This is Part 2 of our visit to what is now the Flagler Museum. Henry Flagler was responsible for most of the development on the east coast of Florida, including the overseas railroad to Key West. That cost him 7 years and $50,000,000 of his own money.
But don't worry - he still had $100,000,000 (yes, that's million) to leave Mary Lily when he died at the mansion in 1913.
Whitehall is designed around a central courtyard which helps keep the house cool in the Florida climate. The Flaglers occasionally used this space for dinner parties.
Above the fireplace in the Library is a portrait of Henry Flagler. The Library was decorated in the Italian Renaissance style.
Flagler also used the room as a reception area for guests and business associates.
The cast plaster and fabric ceiling was made to look like wood beams and leather inserts.
Following dinner, gentlemen retired to the Billiard Room for conversation.
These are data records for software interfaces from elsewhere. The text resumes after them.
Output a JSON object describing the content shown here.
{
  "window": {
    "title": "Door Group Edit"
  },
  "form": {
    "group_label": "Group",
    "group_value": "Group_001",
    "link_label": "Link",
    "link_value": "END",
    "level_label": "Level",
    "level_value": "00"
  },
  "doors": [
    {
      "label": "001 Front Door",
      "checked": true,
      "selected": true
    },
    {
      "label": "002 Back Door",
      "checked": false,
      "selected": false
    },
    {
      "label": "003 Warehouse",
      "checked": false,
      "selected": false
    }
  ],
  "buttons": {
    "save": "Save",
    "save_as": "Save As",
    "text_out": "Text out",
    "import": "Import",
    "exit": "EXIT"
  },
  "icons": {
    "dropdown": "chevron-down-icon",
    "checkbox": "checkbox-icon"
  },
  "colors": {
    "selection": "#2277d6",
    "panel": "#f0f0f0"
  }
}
I'm sorry I didn't get a clearer picture. Perhaps my hand was shaking with excitement over seeing such a house!
Even the South Hall is advanced for the period with it's indirect electric lighting used to light the coffered barrel ceiling.
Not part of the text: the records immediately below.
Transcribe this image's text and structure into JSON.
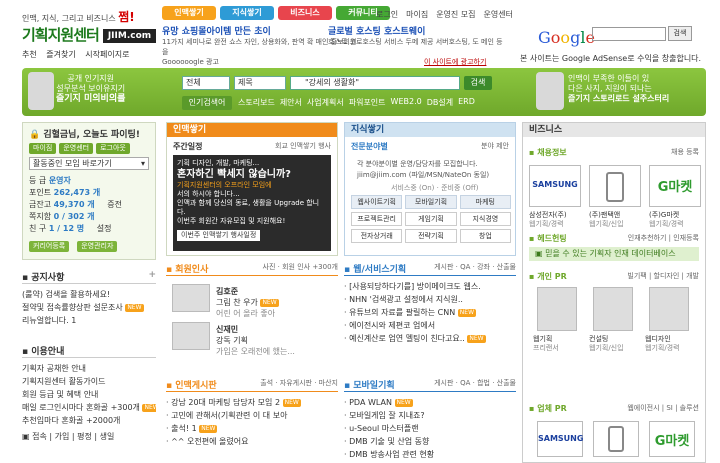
{
  "header": {
    "tagline": "인맥, 지식, 그리고 비즈니스",
    "tagline_em": "쩜!",
    "logo": "기획지원센터",
    "logo_badge": "JIIM.com",
    "links": [
      "추천",
      "즐겨찾기",
      "시작페이지로"
    ],
    "tabs": [
      {
        "label": "인맥쌓기",
        "color": "#f7a21b"
      },
      {
        "label": "지식쌓기",
        "color": "#2e9bd6"
      },
      {
        "label": "비즈니스",
        "color": "#e8454d"
      },
      {
        "label": "커뮤니티",
        "color": "#45a834"
      }
    ],
    "util": [
      "로그인",
      "마이짐",
      "운영진 모집",
      "운영센터"
    ]
  },
  "ads": [
    {
      "title": "유망 쇼핑몰아이템 만든 초이",
      "body": "11가지 세미나로 완전 쇼스 자인, 상용화와, 판역 확 매인 홍보회원을"
    },
    {
      "title": "글로벌 호스팅 호스트웨이",
      "body": "호스트 코로호스팅 서비스 두메 제공 서버호스팅, 도 메인 등"
    }
  ],
  "ad_footer": "Goooooogle 광고",
  "ad_footer2": "이 사이트에 광고하기",
  "google": {
    "letters": [
      "G",
      "o",
      "o",
      "g",
      "l",
      "e"
    ],
    "search_label": "검색",
    "note": "본 사이트는 Google AdSense로 수익을 창출합니다."
  },
  "bar": {
    "left1": "공개 인기지원",
    "left2": "설무분석 보이유지기",
    "left3": "즐기지 미의비의를",
    "right1": "인맥이 부족한 이들이 있",
    "right2": "다은 사지, 지원이 되나는",
    "right3": "즐기지 스토리로드 설주스터리",
    "select1": "전체",
    "select2": "제목",
    "search_value": "\"강세의 생활화\"",
    "search_btn": "검색",
    "kw_btn": "인기검색어",
    "keywords": [
      "스토리보드",
      "제안서",
      "사업계획서",
      "파워포인트",
      "WEB2.0",
      "DB설계",
      "ERD"
    ]
  },
  "login": {
    "welcome": "김혈금님, 오늘도 파이팅!",
    "btns": [
      "마이짐",
      "운영센터",
      "로그아웃"
    ],
    "community": "활동중인 모임 바로가기",
    "stats": [
      {
        "k": "등 급",
        "v": "운영자"
      },
      {
        "k": "포인트",
        "v": "262,473 개"
      },
      {
        "k": "금잔고",
        "v": "49,370 개"
      },
      {
        "k": "쪽지함",
        "v": "0 / 302 개"
      },
      {
        "k": "친 구",
        "v": "1 / 12 명"
      }
    ],
    "stat_note": [
      "증전",
      "설정"
    ],
    "btn_a": "커리어등록",
    "btn_b": "운영관리자"
  },
  "notice": {
    "title": "공지사항",
    "items": [
      "(룰약) 검색을 활용하세요!",
      "절약및 접속률향상판 설문조사",
      "리뉴얼합니다. 1"
    ]
  },
  "guide": {
    "title": "이용안내",
    "items": [
      "기획자 공채한 안내",
      "기획지원센터 활동가이드",
      "회원 등급 및 혜택 안내",
      "매일 로그인시마다 혼화골 +300개",
      "추천입마다 혼화골 +2000개"
    ],
    "footer": [
      "접속",
      "가입",
      "평정",
      "생일"
    ]
  },
  "inmaek": {
    "title": "인맥쌓기",
    "sub": "주간일정",
    "sub_right": "회교 인맥쌓기 행사",
    "banner": [
      "기획 디자인, 개발, 마케팅...",
      "혼자하긴 빡세지 않습니까?",
      "기획지원센터의 오프라인 모임에",
      "서의 하시야 합니다...",
      "인맥과 함께 당신의 동료, 생활을 Upgrade 합니다.",
      "이번주 회원간 자유모집 및 지원해요!"
    ],
    "banner_btn": "이번주 인맥쌓기 행사일정"
  },
  "member": {
    "title": "회원인사",
    "sub": "사진",
    "sub2": "회원 인사 +300개",
    "items": [
      {
        "name": "김호준",
        "text": "그림 찬 우가",
        "sub": "어린 어 올라 좋아"
      },
      {
        "name": "신재민",
        "text": "강독 기획",
        "sub": "가입은 오래전에 했는..."
      }
    ]
  },
  "inboard": {
    "title": "인맥게시판",
    "sub": [
      "출석",
      "자유게시판",
      "마산지"
    ],
    "items": [
      "강남 20대 마케팅 담당자 모임 2",
      "고민에 관해서(기획관련 이 대 보아",
      "출석! 1",
      "^^ 오전편에 올렸어요"
    ]
  },
  "jisik": {
    "title": "지식쌓기",
    "sub": "전문분야별",
    "sub_right": "분야 제안",
    "notice": "각 분야분이별 운영/담당자를 모집합니다.",
    "contact": "jiim@jiim.com (파일/MSN/NateOn 동일)",
    "status_label": "서비스중 (On)",
    "status_label2": "준비중 (Off)",
    "cats": [
      "웹사이트기획",
      "모바일기획",
      "마케팅",
      "프로젝트관리",
      "게임기획",
      "지식경영",
      "전자상거래",
      "전략기획",
      "창업"
    ]
  },
  "webplan": {
    "title": "웹/서비스기획",
    "sub": [
      "게시판",
      "QA",
      "강좌",
      "산출물"
    ],
    "items": [
      "[사용되당하다기를] 방이메이크도 웹스.",
      "NHN '검색광고 설정에서 지식원..",
      "유튜브의 자료를 팔릴하는 CNN",
      "에이전시와 제편코 업에서",
      "예신계산로 업연 멜팅이 친다고요.."
    ]
  },
  "mobile": {
    "title": "모바일기획",
    "sub": [
      "게시판",
      "QA",
      "합법",
      "산출물"
    ],
    "items": [
      "PDA WLAN",
      "모바일게임 잘 지내죠?",
      "u-Seoul 마스터플랜",
      "DMB 기술 및 산업 동향",
      "DMB 방송사업 관련 현황"
    ]
  },
  "biz": {
    "title": "비즈니스",
    "employ": "채용정보",
    "employ_right": "채용 등록",
    "companies": [
      {
        "logo": "SAMSUNG",
        "name": "삼성전자(주)",
        "sub": "웹기획/경력"
      },
      {
        "logo": "phone",
        "name": "(주)팬택앤",
        "sub": "웹기획/신입"
      },
      {
        "logo": "G마켓",
        "name": "(주)G마켓",
        "sub": "웹기획/경력"
      }
    ],
    "headhunt": "헤드헌팅",
    "headhunt_right": "인재추천하기 | 인재등록",
    "headhunt_text": "믿을 수 있는 기획자 인재 데이터베이스",
    "pr": "개인 PR",
    "pr_right": "빌기팩 | 할디자인 | 개발",
    "people": [
      {
        "name": "웹기획",
        "sub": "프리랜서"
      },
      {
        "name": "컨설팅",
        "sub": "웹기획/신입"
      },
      {
        "name": "웹디자인",
        "sub": "웹기획/경력"
      }
    ],
    "upr": "업체 PR",
    "upr_right": "웹에이전시 | SI | 솔루션"
  },
  "colors": {
    "accent_green": "#6fa82b",
    "dark_green": "#3c7a1c",
    "orange": "#f08b1b",
    "blue": "#2e7bc4"
  }
}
And, of course, no home would be complete without a Music Room.
The Music Room also served as an art gallery.
Like all the chandeliers and sconces, original to Whitehall, the Music Room chandeliers incorporate Baccarat crystals.
Music was a popular form of entertainment during the Gilded Age. In this room, Mary Lily also hosted ladies events and programs of lectures and musicales.
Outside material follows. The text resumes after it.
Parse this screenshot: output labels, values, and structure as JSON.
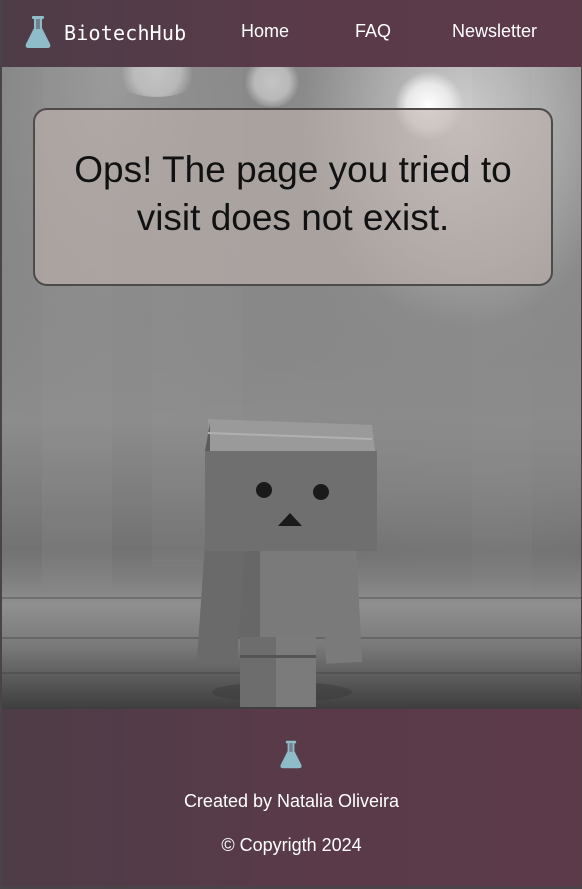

A resident organist was hired to play the 1,249-pipe organ.
We finish up our tour of the ground floor of Whitehall with the Grand Ballroom. In 1903 a lavish party was given in honor of George Washington's birthday. It was called the Bal Poudre. The Florida Times-Union called it "the most brilliant social function in fair Florida's history" while the New York Herald described the event as "one of the most sumptuous social affairs ever attempted south of Washington." Oh, to have been a guest that that party!!
That completes the tour of Whitehall's ground floor. Whew! On Monday, I'll move on to the second floor which contains the private living space for the Flaglers, their guest, and domestic staff. I told you it was a big house!